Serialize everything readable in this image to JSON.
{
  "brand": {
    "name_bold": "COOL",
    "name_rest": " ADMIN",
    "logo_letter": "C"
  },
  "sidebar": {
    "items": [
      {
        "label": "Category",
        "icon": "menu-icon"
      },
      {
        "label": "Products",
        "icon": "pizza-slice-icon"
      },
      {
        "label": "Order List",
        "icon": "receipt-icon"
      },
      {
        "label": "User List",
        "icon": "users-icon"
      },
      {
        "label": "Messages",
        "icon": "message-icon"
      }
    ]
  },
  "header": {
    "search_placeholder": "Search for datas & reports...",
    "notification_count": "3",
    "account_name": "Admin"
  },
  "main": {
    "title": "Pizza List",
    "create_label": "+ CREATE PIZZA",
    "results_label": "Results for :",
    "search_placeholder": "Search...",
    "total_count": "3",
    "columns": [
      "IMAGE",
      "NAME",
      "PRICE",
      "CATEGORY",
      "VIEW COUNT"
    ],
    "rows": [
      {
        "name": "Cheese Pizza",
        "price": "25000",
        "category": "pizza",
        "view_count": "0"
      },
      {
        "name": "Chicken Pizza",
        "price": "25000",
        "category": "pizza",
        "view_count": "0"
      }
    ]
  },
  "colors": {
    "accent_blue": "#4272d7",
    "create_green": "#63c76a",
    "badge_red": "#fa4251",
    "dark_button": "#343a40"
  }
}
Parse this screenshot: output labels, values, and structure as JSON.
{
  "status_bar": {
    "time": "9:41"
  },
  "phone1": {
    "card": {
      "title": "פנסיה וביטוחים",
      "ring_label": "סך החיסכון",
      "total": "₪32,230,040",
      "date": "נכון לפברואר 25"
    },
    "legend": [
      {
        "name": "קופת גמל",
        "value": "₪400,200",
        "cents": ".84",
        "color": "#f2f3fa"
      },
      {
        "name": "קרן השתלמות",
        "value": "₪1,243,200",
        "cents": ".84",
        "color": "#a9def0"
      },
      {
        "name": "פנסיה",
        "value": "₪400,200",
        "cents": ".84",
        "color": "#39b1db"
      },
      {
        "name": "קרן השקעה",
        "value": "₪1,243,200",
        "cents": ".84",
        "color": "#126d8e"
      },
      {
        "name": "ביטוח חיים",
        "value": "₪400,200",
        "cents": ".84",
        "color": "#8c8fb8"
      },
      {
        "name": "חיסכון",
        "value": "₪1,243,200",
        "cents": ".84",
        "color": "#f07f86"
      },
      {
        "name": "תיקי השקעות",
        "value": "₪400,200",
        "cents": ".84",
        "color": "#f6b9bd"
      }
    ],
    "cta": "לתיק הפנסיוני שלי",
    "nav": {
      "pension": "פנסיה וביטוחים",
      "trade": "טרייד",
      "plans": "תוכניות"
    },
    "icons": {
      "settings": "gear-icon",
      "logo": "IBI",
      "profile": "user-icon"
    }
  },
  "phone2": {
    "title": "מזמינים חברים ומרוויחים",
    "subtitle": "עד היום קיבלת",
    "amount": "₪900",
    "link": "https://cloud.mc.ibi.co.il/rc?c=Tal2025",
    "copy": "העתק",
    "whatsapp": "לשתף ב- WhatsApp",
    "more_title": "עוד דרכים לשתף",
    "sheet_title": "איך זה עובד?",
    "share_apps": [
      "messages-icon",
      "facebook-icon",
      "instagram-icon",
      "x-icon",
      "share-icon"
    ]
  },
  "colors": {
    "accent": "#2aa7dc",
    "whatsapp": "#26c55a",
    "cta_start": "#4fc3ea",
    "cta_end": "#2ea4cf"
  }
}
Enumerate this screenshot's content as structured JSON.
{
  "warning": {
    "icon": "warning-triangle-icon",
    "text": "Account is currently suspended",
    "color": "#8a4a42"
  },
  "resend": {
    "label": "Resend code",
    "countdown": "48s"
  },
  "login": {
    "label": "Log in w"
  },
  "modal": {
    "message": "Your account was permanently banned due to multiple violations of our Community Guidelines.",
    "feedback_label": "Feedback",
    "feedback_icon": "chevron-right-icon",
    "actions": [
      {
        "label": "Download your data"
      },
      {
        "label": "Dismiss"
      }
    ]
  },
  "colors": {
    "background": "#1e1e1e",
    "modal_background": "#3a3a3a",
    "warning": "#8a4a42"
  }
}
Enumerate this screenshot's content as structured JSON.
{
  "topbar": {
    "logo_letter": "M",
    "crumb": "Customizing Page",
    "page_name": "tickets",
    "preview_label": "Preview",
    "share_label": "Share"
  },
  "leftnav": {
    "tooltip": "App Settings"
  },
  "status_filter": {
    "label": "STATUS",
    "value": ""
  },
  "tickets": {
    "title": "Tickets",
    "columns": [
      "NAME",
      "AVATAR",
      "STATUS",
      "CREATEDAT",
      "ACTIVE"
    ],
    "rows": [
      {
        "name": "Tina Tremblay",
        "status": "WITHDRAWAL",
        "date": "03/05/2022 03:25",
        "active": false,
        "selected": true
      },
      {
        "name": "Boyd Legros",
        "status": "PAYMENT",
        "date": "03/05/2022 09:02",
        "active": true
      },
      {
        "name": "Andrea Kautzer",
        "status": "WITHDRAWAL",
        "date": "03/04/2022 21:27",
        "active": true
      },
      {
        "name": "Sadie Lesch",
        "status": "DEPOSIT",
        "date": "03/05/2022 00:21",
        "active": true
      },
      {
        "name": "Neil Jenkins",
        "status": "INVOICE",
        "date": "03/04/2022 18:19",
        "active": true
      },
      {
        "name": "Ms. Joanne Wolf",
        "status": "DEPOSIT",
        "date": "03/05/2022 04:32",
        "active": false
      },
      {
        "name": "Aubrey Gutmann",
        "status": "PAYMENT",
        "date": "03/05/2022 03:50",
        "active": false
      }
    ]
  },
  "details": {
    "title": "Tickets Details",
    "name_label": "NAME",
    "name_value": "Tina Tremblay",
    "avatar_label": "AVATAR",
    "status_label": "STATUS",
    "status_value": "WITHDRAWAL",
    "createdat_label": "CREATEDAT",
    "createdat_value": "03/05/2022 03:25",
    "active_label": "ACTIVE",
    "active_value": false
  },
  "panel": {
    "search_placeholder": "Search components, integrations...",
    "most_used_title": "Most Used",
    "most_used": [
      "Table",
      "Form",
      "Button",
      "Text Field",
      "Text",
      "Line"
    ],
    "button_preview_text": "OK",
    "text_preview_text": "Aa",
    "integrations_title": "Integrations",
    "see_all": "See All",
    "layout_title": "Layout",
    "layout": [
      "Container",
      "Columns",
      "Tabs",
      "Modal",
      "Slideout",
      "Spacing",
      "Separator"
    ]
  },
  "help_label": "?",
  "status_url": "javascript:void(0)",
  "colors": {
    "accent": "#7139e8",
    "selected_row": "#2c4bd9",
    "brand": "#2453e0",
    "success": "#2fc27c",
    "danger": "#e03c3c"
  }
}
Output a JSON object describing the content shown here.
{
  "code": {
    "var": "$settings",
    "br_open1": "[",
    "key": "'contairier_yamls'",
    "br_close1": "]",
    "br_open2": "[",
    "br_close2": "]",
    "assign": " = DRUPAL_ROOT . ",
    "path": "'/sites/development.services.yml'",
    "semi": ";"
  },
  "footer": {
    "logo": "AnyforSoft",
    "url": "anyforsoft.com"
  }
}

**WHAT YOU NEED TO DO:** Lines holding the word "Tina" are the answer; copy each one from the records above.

**SOLUTION TO THE EXERCISE:**
        "name": "Tina Tremblay",
    "name_value": "Tina Tremblay",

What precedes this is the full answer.